The issues for Florida will be related to pulling him from Dayton. Miller signed a contract extension with Dayton in March, his second in as many years, and now is set to throw on Flyer red ties through the 2021-22 season, and the Flyers have one of the few mid-major programs in the country where support is never an issue. Leaving that secure position for Florida, where support can wax and wane, as basketball is typically a close second to football at best, would not be an easy decision.
But Miller can look to his own family tree for a compelling reason to do so. Sean Miller, Archie's elder brother, left a prime spot at Xavier to become the head coach of Arizona in 2009. Since a rocky first season, the elder Miller's Wildcats have won 30 games three times, and reached the last two Elite Eights; he's on the short list of coaches without a Final Four or national championship expected to break through to those levels soon.
Archie Miller was an assistant on Sean Miller's first two Arizona staffs.

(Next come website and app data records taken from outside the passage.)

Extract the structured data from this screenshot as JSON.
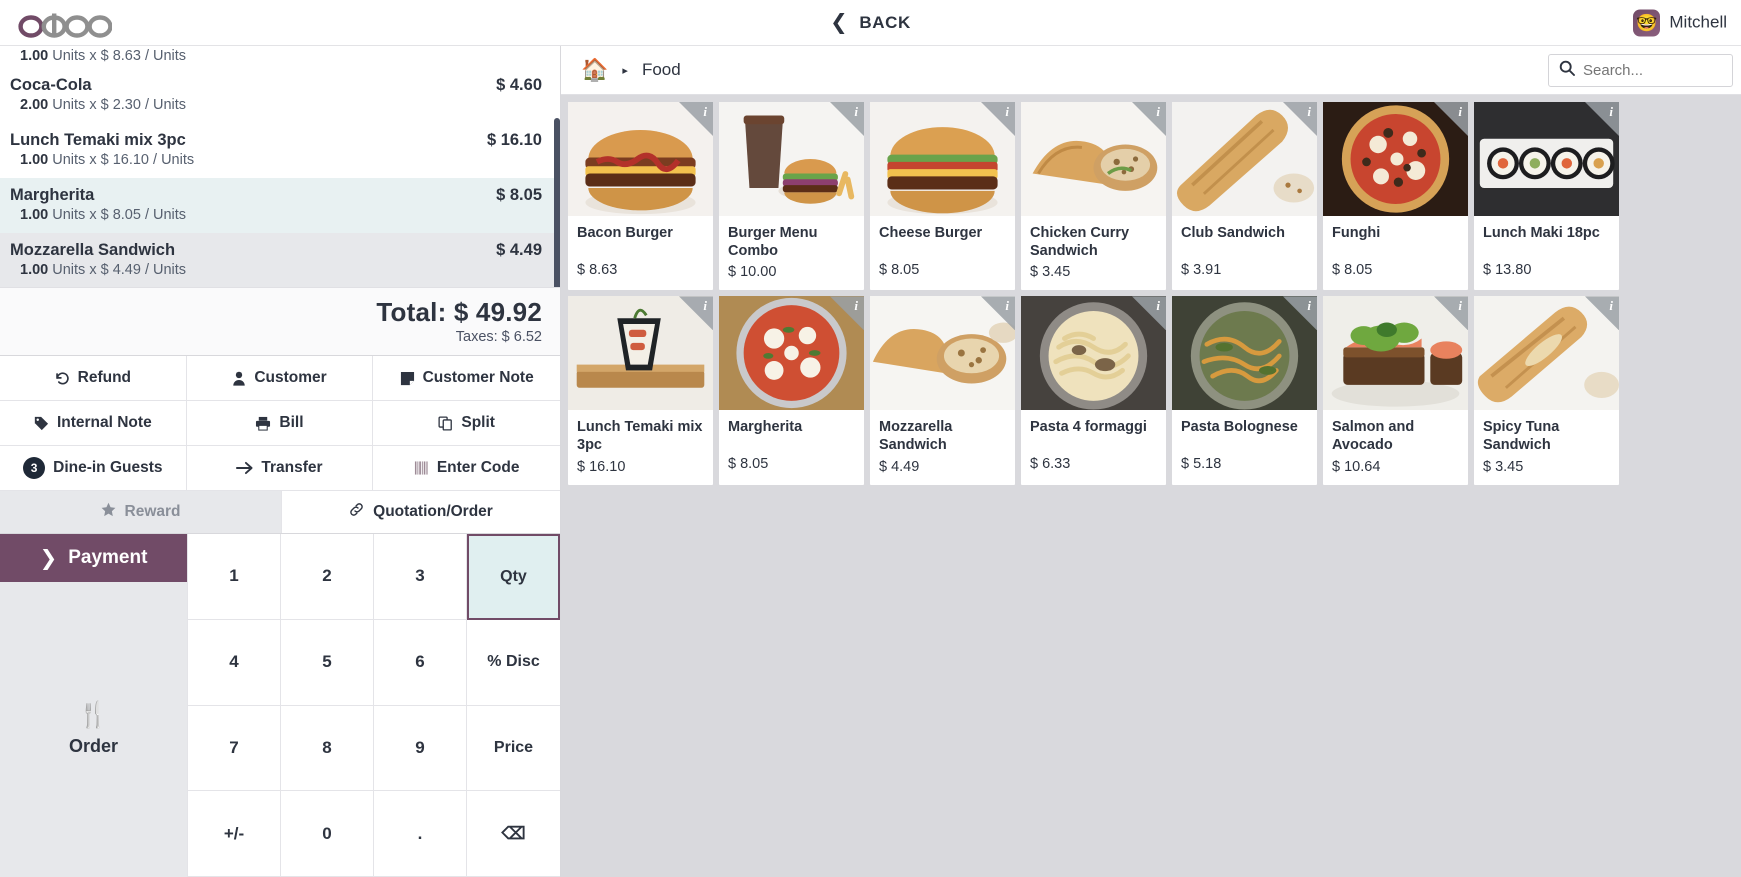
{
  "topbar": {
    "logo_text": "odoo",
    "back_label": "BACK",
    "back_icon": "chevron-left-icon",
    "user_name": "Mitchell",
    "avatar_glyph": "🤓"
  },
  "order": {
    "lines": [
      {
        "name": "",
        "price": "",
        "qty": "1.00",
        "unit_text": "Units x $ 8.63 / Units",
        "state": "partial"
      },
      {
        "name": "Coca-Cola",
        "price": "$ 4.60",
        "qty": "2.00",
        "unit_text": "Units x $ 2.30 / Units",
        "state": "normal"
      },
      {
        "name": "Lunch Temaki mix 3pc",
        "price": "$ 16.10",
        "qty": "1.00",
        "unit_text": "Units x $ 16.10 / Units",
        "state": "normal"
      },
      {
        "name": "Margherita",
        "price": "$ 8.05",
        "qty": "1.00",
        "unit_text": "Units x $ 8.05 / Units",
        "state": "selected"
      },
      {
        "name": "Mozzarella Sandwich",
        "price": "$ 4.49",
        "qty": "1.00",
        "unit_text": "Units x $ 4.49 / Units",
        "state": "alt"
      }
    ],
    "total_label": "Total: $ 49.92",
    "taxes_label": "Taxes: $ 6.52"
  },
  "actions": [
    {
      "label": "Refund",
      "icon": "refund-icon"
    },
    {
      "label": "Customer",
      "icon": "person-icon"
    },
    {
      "label": "Customer Note",
      "icon": "note-icon"
    },
    {
      "label": "Internal Note",
      "icon": "tag-icon"
    },
    {
      "label": "Bill",
      "icon": "printer-icon"
    },
    {
      "label": "Split",
      "icon": "split-icon"
    },
    {
      "label": "Dine-in Guests",
      "icon": "guests-badge-icon",
      "badge": "3"
    },
    {
      "label": "Transfer",
      "icon": "arrow-right-icon"
    },
    {
      "label": "Enter Code",
      "icon": "barcode-icon"
    }
  ],
  "reward_row": {
    "reward_label": "Reward",
    "reward_icon": "star-icon",
    "quotation_label": "Quotation/Order",
    "quotation_icon": "link-icon"
  },
  "payment": {
    "payment_label": "Payment",
    "payment_icon": "chevron-right-icon",
    "payment_color": "#714b67",
    "order_label": "Order",
    "order_icon": "cutlery-icon"
  },
  "numpad": {
    "keys": [
      {
        "label": "1",
        "active": false
      },
      {
        "label": "2",
        "active": false
      },
      {
        "label": "3",
        "active": false
      },
      {
        "label": "Qty",
        "active": true
      },
      {
        "label": "4",
        "active": false
      },
      {
        "label": "5",
        "active": false
      },
      {
        "label": "6",
        "active": false
      },
      {
        "label": "% Disc",
        "active": false
      },
      {
        "label": "7",
        "active": false
      },
      {
        "label": "8",
        "active": false
      },
      {
        "label": "9",
        "active": false
      },
      {
        "label": "Price",
        "active": false
      },
      {
        "label": "+/-",
        "active": false
      },
      {
        "label": "0",
        "active": false
      },
      {
        "label": ".",
        "active": false
      },
      {
        "label": "⌫",
        "active": false
      }
    ],
    "active_color": "#e0eff0"
  },
  "products_header": {
    "home_icon": "home-icon",
    "separator_icon": "caret-right-icon",
    "breadcrumb": "Food",
    "search_icon": "search-icon",
    "search_placeholder": "Search...",
    "search_value": ""
  },
  "products": [
    {
      "name": "Bacon Burger",
      "price": "$ 8.63",
      "img": "burger",
      "info_icon": "info-icon"
    },
    {
      "name": "Burger Menu Combo",
      "price": "$ 10.00",
      "img": "combo",
      "info_icon": "info-icon"
    },
    {
      "name": "Cheese Burger",
      "price": "$ 8.05",
      "img": "burger2",
      "info_icon": "info-icon"
    },
    {
      "name": "Chicken Curry Sandwich",
      "price": "$ 3.45",
      "img": "sandwich",
      "info_icon": "info-icon"
    },
    {
      "name": "Club Sandwich",
      "price": "$ 3.91",
      "img": "baguette",
      "info_icon": "info-icon"
    },
    {
      "name": "Funghi",
      "price": "$ 8.05",
      "img": "pizza",
      "info_icon": "info-icon"
    },
    {
      "name": "Lunch Maki 18pc",
      "price": "$ 13.80",
      "img": "maki",
      "info_icon": "info-icon"
    },
    {
      "name": "Lunch Temaki mix 3pc",
      "price": "$ 16.10",
      "img": "temaki",
      "info_icon": "info-icon"
    },
    {
      "name": "Margherita",
      "price": "$ 8.05",
      "img": "pizza2",
      "info_icon": "info-icon"
    },
    {
      "name": "Mozzarella Sandwich",
      "price": "$ 4.49",
      "img": "mozza",
      "info_icon": "info-icon"
    },
    {
      "name": "Pasta 4 formaggi",
      "price": "$ 6.33",
      "img": "pasta",
      "info_icon": "info-icon"
    },
    {
      "name": "Pasta Bolognese",
      "price": "$ 5.18",
      "img": "pastabol",
      "info_icon": "info-icon"
    },
    {
      "name": "Salmon and Avocado",
      "price": "$ 10.64",
      "img": "salmon",
      "info_icon": "info-icon"
    },
    {
      "name": "Spicy Tuna Sandwich",
      "price": "$ 3.45",
      "img": "tuna",
      "info_icon": "info-icon"
    }
  ]
}
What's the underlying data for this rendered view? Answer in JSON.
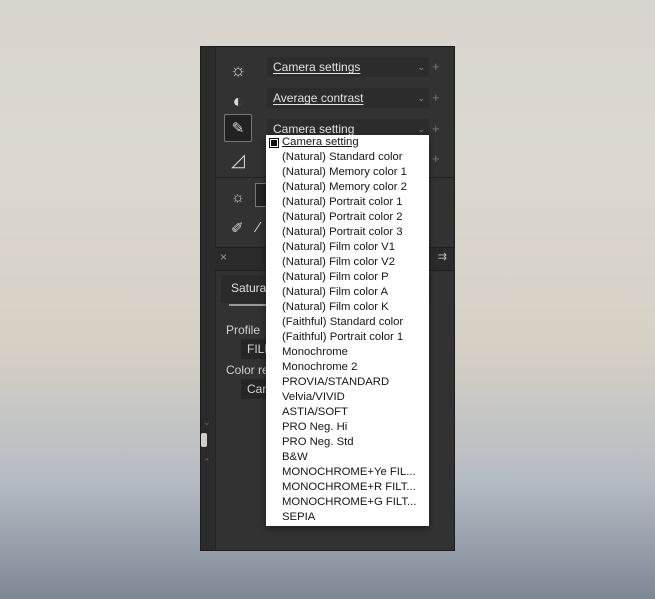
{
  "toolbar": {
    "rows": [
      {
        "icon": "brightness-icon",
        "glyph": "☼",
        "value": "Camera settings"
      },
      {
        "icon": "contrast-icon",
        "glyph": "◐",
        "value": "Average contrast"
      },
      {
        "icon": "picture-style-icon",
        "glyph": "✎",
        "value": "Camera setting"
      },
      {
        "icon": "filter-icon",
        "glyph": "◿",
        "value": ""
      }
    ],
    "plus": "+",
    "chevron": "⌄"
  },
  "panel": {
    "close": "×",
    "menu": "⇉",
    "tab_label": "Saturat",
    "profile_label": "Profile",
    "profile_value": "FILM",
    "color_label": "Color re",
    "color_value": "Cam"
  },
  "dropdown": {
    "selected": "Camera setting",
    "options": [
      "Camera setting",
      "(Natural) Standard color",
      "(Natural) Memory color 1",
      "(Natural) Memory color 2",
      "(Natural) Portrait color 1",
      "(Natural) Portrait color 2",
      "(Natural) Portrait color 3",
      "(Natural) Film color V1",
      "(Natural) Film color V2",
      "(Natural) Film color P",
      "(Natural) Film color A",
      "(Natural) Film color K",
      "(Faithful) Standard color",
      "(Faithful) Portrait color 1",
      "Monochrome",
      "Monochrome 2",
      "PROVIA/STANDARD",
      "Velvia/VIVID",
      "ASTIA/SOFT",
      "PRO Neg. Hi",
      "PRO Neg. Std",
      "B&W",
      "MONOCHROME+Ye FIL...",
      "MONOCHROME+R FILT...",
      "MONOCHROME+G FILT...",
      "SEPIA"
    ]
  }
}
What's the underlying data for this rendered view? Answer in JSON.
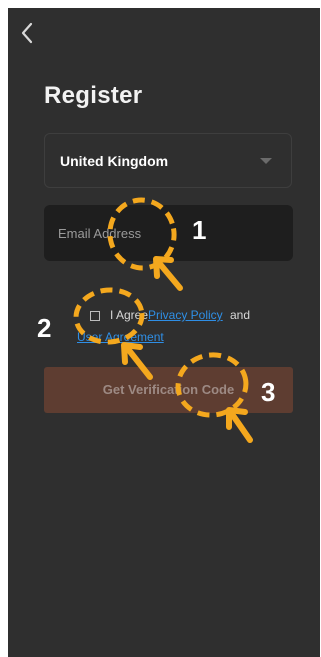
{
  "header": {
    "back_icon": "chevron-left-icon",
    "title": "Register"
  },
  "country": {
    "value": "United Kingdom",
    "icon": "chevron-down-icon"
  },
  "email": {
    "placeholder": "Email Address",
    "value": ""
  },
  "agreement": {
    "prefix": "I Agree",
    "privacy_link": "Privacy Policy",
    "conjunction": "and",
    "user_link": "User Agreement",
    "checked": false
  },
  "verify_button": {
    "label": "Get Verification Code",
    "enabled": false
  },
  "annotations": {
    "step1": "1",
    "step2": "2",
    "step3": "3",
    "color": "#f4a81e"
  },
  "colors": {
    "background": "#2f2f2f",
    "input_background": "#1e1e1e",
    "link": "#2f8fe6",
    "button": "#5e3d31"
  }
}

Certainly, he knows the benefits of being at a big school well.
And, frankly, the younger Miller is almost certainly ultimately destined for a bigger job than the one he currently has, whether at Florida or somewhere else. Dayton's trip to the Elite Eight in 2014 was also its first NCAA Tournament run beyond the Sweet Sixteen since 1984, the year prior to the beginning of the tournament's 64-team era. If he wants to compete for national titles, Dayton is unlikely to be his final stop — and few jobs could give him a better opportunity to do so than Florida, where Donovan made as many Final Fours as any other program this century.
Miller, an N.C. State alumnus who was born and raised in Pennsylvania, has no real ties to Florida. But neither did Donovan, a native New Yorker who went to Providence, reunited with his college coach Rick Pitino after a brief NBA career, and was hired by Foley from Marshall in 1996. And Florida doesn't need Donovan's successor to have ties to the state nearly as much as it needs that person to be a damn good basketball coach.
We don't have a huge sample size with Miller, but he's spent four years at Dayton, and Donovan had spent just two at Marshall. And he ticks off virtually every other box when imagining Foley's criteria for the Gators' next coach.
I think Miller should be Florida's next coach. And I think he could be, too.